|12:45 PM EDT||
Louise Slaughter, D-NY 28th
Ms. SLAUGHTER. Madam Chair, I am opposed to the misguided cuts to high-speed rail funding in this bill that [Page: H5034]
will eliminate thousands of jobs, halt a large number of rail projects across the country--and we are way behind every other nation almost, industrialized nations, anyway--and hurt local and State economies. This is the latest in the majority's agenda that can best be described as penny-wise and pound-foolish.
In their Pledge to America, the majority made a promise to the American people. ``We will fight efforts to use a national crisis for political gain,'' they declared. Sadly, that's what they're doing today. Using the tragedy of natural disasters in America's heartland as a political tool to try to eliminate a job creation program, one of the very few we have, is just wrong. Thousands of jobs and millions of dollars in economic investment are at stake, and yet this fight brought to us today is

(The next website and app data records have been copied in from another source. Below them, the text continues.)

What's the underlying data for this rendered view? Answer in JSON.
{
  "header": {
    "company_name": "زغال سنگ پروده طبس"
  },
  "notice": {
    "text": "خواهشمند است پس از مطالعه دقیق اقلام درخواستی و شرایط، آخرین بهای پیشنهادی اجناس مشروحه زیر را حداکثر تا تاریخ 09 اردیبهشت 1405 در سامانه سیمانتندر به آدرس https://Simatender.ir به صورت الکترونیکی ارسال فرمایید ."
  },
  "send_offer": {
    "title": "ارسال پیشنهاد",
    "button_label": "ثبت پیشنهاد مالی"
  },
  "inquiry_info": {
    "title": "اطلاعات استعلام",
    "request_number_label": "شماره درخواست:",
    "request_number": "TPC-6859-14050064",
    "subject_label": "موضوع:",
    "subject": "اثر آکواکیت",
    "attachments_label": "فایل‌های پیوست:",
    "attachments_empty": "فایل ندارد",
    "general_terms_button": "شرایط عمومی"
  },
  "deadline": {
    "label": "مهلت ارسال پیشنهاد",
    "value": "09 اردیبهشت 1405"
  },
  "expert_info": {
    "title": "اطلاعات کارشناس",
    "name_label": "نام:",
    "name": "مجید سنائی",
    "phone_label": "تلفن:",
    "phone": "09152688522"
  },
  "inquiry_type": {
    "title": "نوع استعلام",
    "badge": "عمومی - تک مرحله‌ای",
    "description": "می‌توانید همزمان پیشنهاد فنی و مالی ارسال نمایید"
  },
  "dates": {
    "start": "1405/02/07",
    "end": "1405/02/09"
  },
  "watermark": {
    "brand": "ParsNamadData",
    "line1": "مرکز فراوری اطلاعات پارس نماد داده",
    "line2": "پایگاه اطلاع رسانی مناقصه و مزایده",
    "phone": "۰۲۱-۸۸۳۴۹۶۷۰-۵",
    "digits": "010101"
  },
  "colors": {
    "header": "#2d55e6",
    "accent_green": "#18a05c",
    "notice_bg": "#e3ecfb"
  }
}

little more than an unnecessary ideological battle.
The high-speed and intercity passenger rail program is critical to our country's competitiveness. It puts Americans back to work, revitalizes our construction and manufacturing sectors, boosts the domestic economy, and helps end U.S. dependence on foreign oil. It is both unwise and ineffective to cut important funding from one project in order to pay for disaster relief. We are a Nation that should be able to both build for the future--in fact we must--and provide for our fellow citizens in need
High-speed rail creates jobs. Every $1 billion of high-speed rail and intercity passenger rail construction funding supports 24,000 jobs. High-speed rail creates short-term jobs in construction, long-term jobs in ongoing maintenance and operation, and indirect jobs by providing regions with access to a larger labor pool and driving economic development.
In my home State of New York, the United States Conference of Mayors estimates at least 21,000 new jobs and $1.1 billion in new wages with the construction of high-speed rail along the Empire Corridor from Buffalo to Albany.
High-speed rail also creates the economic corridors of the future. A high-speed rail line in western New York as currently planned would reduce travel time significantly and expand the western New York labor market to 955,562 workers. This would make us the 26th largest metro area in the Nation, and that means new businesses will be drawn to the area as we connect our cities to Montreal, Toronto, New York City and the rest of the eastern seaboard; and for the first time in many areas, we may
even be able to go west.
In New York, high-speed rail will be our next Erie Canal. Nationally, it is rightfully being compared to our national highway system. Both spurred local development and brought millions of jobs to our State and the Nation. At this point in time, we must not let this opportunity slip away.
What's more, rescinding funds for high-speed rail now, after $5.68 billion have already been obligated by the Federal Railroad Administration, will negate the unprecedented work already being done by the FRA and its partners.
FRA, the States, Amtrak, and infrastructure-owning railroads have made significant progress in reaching service outcome agreements to ensure that intended project benefits are realized, while protecting the public's investment and the railroads' operating interests.
The attempt to rescind this money is nothing but an opportunistic attempt to gain politically from a human tragedy. The flooding that has occurred in our Nation's heartland is being used as an excuse to eliminate an investment in our transportation network of the future.
This is morally reprehensible and economically irresponsible.
If we are to be a competitive global economy in the years to come, we must dedicate ourselves to building the infrastructure that we will need to compete. To rescind these funds now after so much progress has been made and at a time when investments in our own infrastructure and our country are so sorely needed is quite simply an act of foolishness.
I yield back the balance of my time.